Data provided: Begin

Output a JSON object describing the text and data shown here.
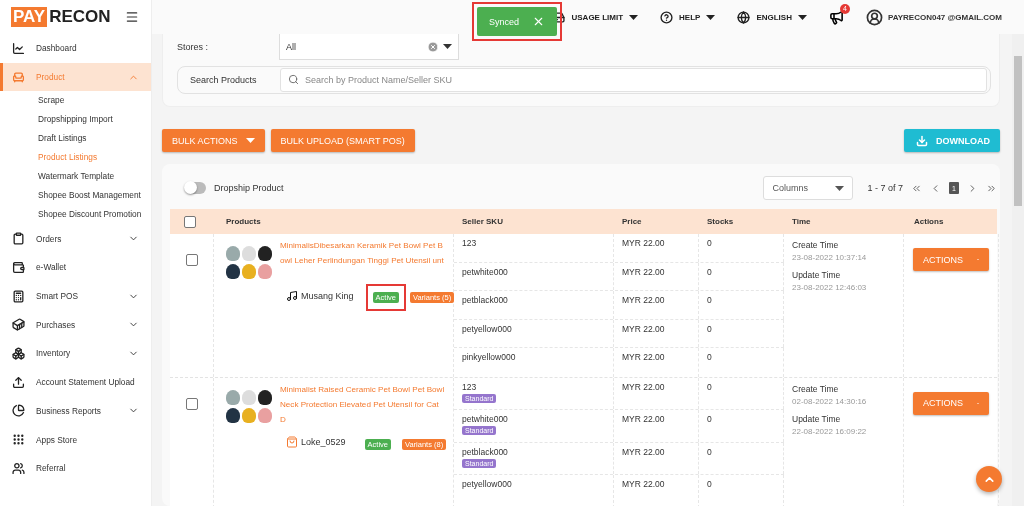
{
  "brand": {
    "first": "PAY",
    "second": "RECON"
  },
  "toast": {
    "text": "Synced",
    "highlighted": true
  },
  "topbar": {
    "items": [
      {
        "kind": "usage",
        "label": "USAGE LIMIT"
      },
      {
        "kind": "help",
        "label": "HELP"
      },
      {
        "kind": "language",
        "label": "ENGLISH"
      }
    ],
    "notifications": {
      "count": "4"
    },
    "user": "PAYRECON047 @GMAIL.COM"
  },
  "sidebar": {
    "items": [
      {
        "kind": "dashboard",
        "label": "Dashboard",
        "selected": false
      },
      {
        "kind": "product",
        "label": "Product",
        "expandable": true,
        "expanded": true,
        "selected": true,
        "children": [
          {
            "label": "Scrape",
            "selected": false
          },
          {
            "label": "Dropshipping Import",
            "selected": false
          },
          {
            "label": "Draft Listings",
            "selected": false
          },
          {
            "label": "Product Listings",
            "selected": true
          },
          {
            "label": "Watermark Template",
            "selected": false
          },
          {
            "label": "Shopee Boost Management",
            "selected": false
          },
          {
            "label": "Shopee Discount Promotion",
            "selected": false
          }
        ]
      },
      {
        "kind": "orders",
        "label": "Orders",
        "expandable": true,
        "expanded": false,
        "selected": false
      },
      {
        "kind": "wallet",
        "label": "e-Wallet",
        "selected": false
      },
      {
        "kind": "pos",
        "label": "Smart POS",
        "expandable": true,
        "expanded": false,
        "selected": false
      },
      {
        "kind": "purchases",
        "label": "Purchases",
        "expandable": true,
        "expanded": false,
        "selected": false
      },
      {
        "kind": "inventory",
        "label": "Inventory",
        "expandable": true,
        "expanded": false,
        "selected": false
      },
      {
        "kind": "upload",
        "label": "Account Statement Upload",
        "selected": false
      },
      {
        "kind": "reports",
        "label": "Business Reports",
        "expandable": true,
        "expanded": false,
        "selected": false
      },
      {
        "kind": "apps",
        "label": "Apps Store",
        "selected": false
      },
      {
        "kind": "referral",
        "label": "Referral",
        "selected": false
      }
    ]
  },
  "filters": {
    "stores_label": "Stores :",
    "stores_value": "All",
    "search_label": "Search Products",
    "search_placeholder": "Search by Product Name/Seller SKU"
  },
  "buttons": {
    "bulk_actions": "BULK ACTIONS",
    "bulk_upload": "BULK UPLOAD (SMART POS)",
    "download": "DOWNLOAD"
  },
  "toolbar": {
    "toggle_label": "Dropship Product",
    "toggle_on": false,
    "columns_placeholder": "Columns",
    "range": "1 - 7 of 7",
    "page": "1"
  },
  "table": {
    "header_checked": false,
    "columns": [
      "Products",
      "Seller SKU",
      "Price",
      "Stocks",
      "Time",
      "Actions"
    ],
    "rows": [
      {
        "checked": false,
        "title": "MinimalisDibesarkan Keramik Pet Bowl Pet Bowl Leher Perlindungan Tinggi Pet Utensil unt",
        "kind": "tiktok",
        "store": "Musang King",
        "status": "Active",
        "status_highlighted": true,
        "variants_badge": "Variants (5)",
        "create_label": "Create Time",
        "create_time": "23-08-2022 10:37:14",
        "update_label": "Update Time",
        "update_time": "23-08-2022 12:46:03",
        "action": "ACTIONS",
        "variants": [
          {
            "sku": "123",
            "price": "MYR 22.00",
            "stock": "0"
          },
          {
            "sku": "petwhite000",
            "price": "MYR 22.00",
            "stock": "0"
          },
          {
            "sku": "petblack000",
            "price": "MYR 22.00",
            "stock": "0"
          },
          {
            "sku": "petyellow000",
            "price": "MYR 22.00",
            "stock": "0"
          },
          {
            "sku": "pinkyellow000",
            "price": "MYR 22.00",
            "stock": "0"
          }
        ]
      },
      {
        "checked": false,
        "title": "Minimalist Raised Ceramic Pet Bowl Pet Bowl Neck Protection Elevated Pet Utensil for Cat D",
        "kind": "shopee",
        "store": "Loke_0529",
        "status": "Active",
        "status_highlighted": false,
        "variants_badge": "Variants (8)",
        "create_label": "Create Time",
        "create_time": "02-08-2022 14:30:16",
        "update_label": "Update Time",
        "update_time": "22-08-2022 16:09:22",
        "action": "ACTIONS",
        "variants": [
          {
            "sku": "123",
            "tag": "Standard",
            "price": "MYR 22.00",
            "stock": "0"
          },
          {
            "sku": "petwhite000",
            "tag": "Standard",
            "price": "MYR 22.00",
            "stock": "0"
          },
          {
            "sku": "petblack000",
            "tag": "Standard",
            "price": "MYR 22.00",
            "stock": "0"
          },
          {
            "sku": "petyellow000",
            "price": "MYR 22.00",
            "stock": "0"
          }
        ]
      }
    ]
  }
}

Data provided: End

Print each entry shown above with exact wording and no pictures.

Output a JSON object describing the text and data shown here.
{
  "brand": {
    "first": "PAY",
    "second": "RECON"
  },
  "toast": {
    "text": "Synced",
    "highlighted": true
  },
  "topbar": {
    "items": [
      {
        "kind": "usage",
        "label": "USAGE LIMIT"
      },
      {
        "kind": "help",
        "label": "HELP"
      },
      {
        "kind": "language",
        "label": "ENGLISH"
      }
    ],
    "notifications": {
      "count": "4"
    },
    "user": "PAYRECON047 @GMAIL.COM"
  },
  "sidebar": {
    "items": [
      {
        "kind": "dashboard",
        "label": "Dashboard",
        "selected": false
      },
      {
        "kind": "product",
        "label": "Product",
        "expandable": true,
        "expanded": true,
        "selected": true,
        "children": [
          {
            "label": "Scrape",
            "selected": false
          },
          {
            "label": "Dropshipping Import",
            "selected": false
          },
          {
            "label": "Draft Listings",
            "selected": false
          },
          {
            "label": "Product Listings",
            "selected": true
          },
          {
            "label": "Watermark Template",
            "selected": false
          },
          {
            "label": "Shopee Boost Management",
            "selected": false
          },
          {
            "label": "Shopee Discount Promotion",
            "selected": false
          }
        ]
      },
      {
        "kind": "orders",
        "label": "Orders",
        "expandable": true,
        "expanded": false,
        "selected": false
      },
      {
        "kind": "wallet",
        "label": "e-Wallet",
        "selected": false
      },
      {
        "kind": "pos",
        "label": "Smart POS",
        "expandable": true,
        "expanded": false,
        "selected": false
      },
      {
        "kind": "purchases",
        "label": "Purchases",
        "expandable": true,
        "expanded": false,
        "selected": false
      },
      {
        "kind": "inventory",
        "label": "Inventory",
        "expandable": true,
        "expanded": false,
        "selected": false
      },
      {
        "kind": "upload",
        "label": "Account Statement Upload",
        "selected": false
      },
      {
        "kind": "reports",
        "label": "Business Reports",
        "expandable": true,
        "expanded": false,
        "selected": false
      },
      {
        "kind": "apps",
        "label": "Apps Store",
        "selected": false
      },
      {
        "kind": "referral",
        "label": "Referral",
        "selected": false
      }
    ]
  },
  "filters": {
    "stores_label": "Stores :",
    "stores_value": "All",
    "search_label": "Search Products",
    "search_placeholder": "Search by Product Name/Seller SKU"
  },
  "buttons": {
    "bulk_actions": "BULK ACTIONS",
    "bulk_upload": "BULK UPLOAD (SMART POS)",
    "download": "DOWNLOAD"
  },
  "toolbar": {
    "toggle_label": "Dropship Product",
    "toggle_on": false,
    "columns_placeholder": "Columns",
    "range": "1 - 7 of 7",
    "page": "1"
  },
  "table": {
    "header_checked": false,
    "columns": [
      "Products",
      "Seller SKU",
      "Price",
      "Stocks",
      "Time",
      "Actions"
    ],
    "rows": [
      {
        "checked": false,
        "title": "MinimalisDibesarkan Keramik Pet Bowl Pet Bowl Leher Perlindungan Tinggi Pet Utensil unt",
        "kind": "tiktok",
        "store": "Musang King",
        "status": "Active",
        "status_highlighted": true,
        "variants_badge": "Variants (5)",
        "create_label": "Create Time",
        "create_time": "23-08-2022 10:37:14",
        "update_label": "Update Time",
        "update_time": "23-08-2022 12:46:03",
        "action": "ACTIONS",
        "variants": [
          {
            "sku": "123",
            "price": "MYR 22.00",
            "stock": "0"
          },
          {
            "sku": "petwhite000",
            "price": "MYR 22.00",
            "stock": "0"
          },
          {
            "sku": "petblack000",
            "price": "MYR 22.00",
            "stock": "0"
          },
          {
            "sku": "petyellow000",
            "price": "MYR 22.00",
            "stock": "0"
          },
          {
            "sku": "pinkyellow000",
            "price": "MYR 22.00",
            "stock": "0"
          }
        ]
      },
      {
        "checked": false,
        "title": "Minimalist Raised Ceramic Pet Bowl Pet Bowl Neck Protection Elevated Pet Utensil for Cat D",
        "kind": "shopee",
        "store": "Loke_0529",
        "status": "Active",
        "status_highlighted": false,
        "variants_badge": "Variants (8)",
        "create_label": "Create Time",
        "create_time": "02-08-2022 14:30:16",
        "update_label": "Update Time",
        "update_time": "22-08-2022 16:09:22",
        "action": "ACTIONS",
        "variants": [
          {
            "sku": "123",
            "tag": "Standard",
            "price": "MYR 22.00",
            "stock": "0"
          },
          {
            "sku": "petwhite000",
            "tag": "Standard",
            "price": "MYR 22.00",
            "stock": "0"
          },
          {
            "sku": "petblack000",
            "tag": "Standard",
            "price": "MYR 22.00",
            "stock": "0"
          },
          {
            "sku": "petyellow000",
            "price": "MYR 22.00",
            "stock": "0"
          }
        ]
      }
    ]
  }
}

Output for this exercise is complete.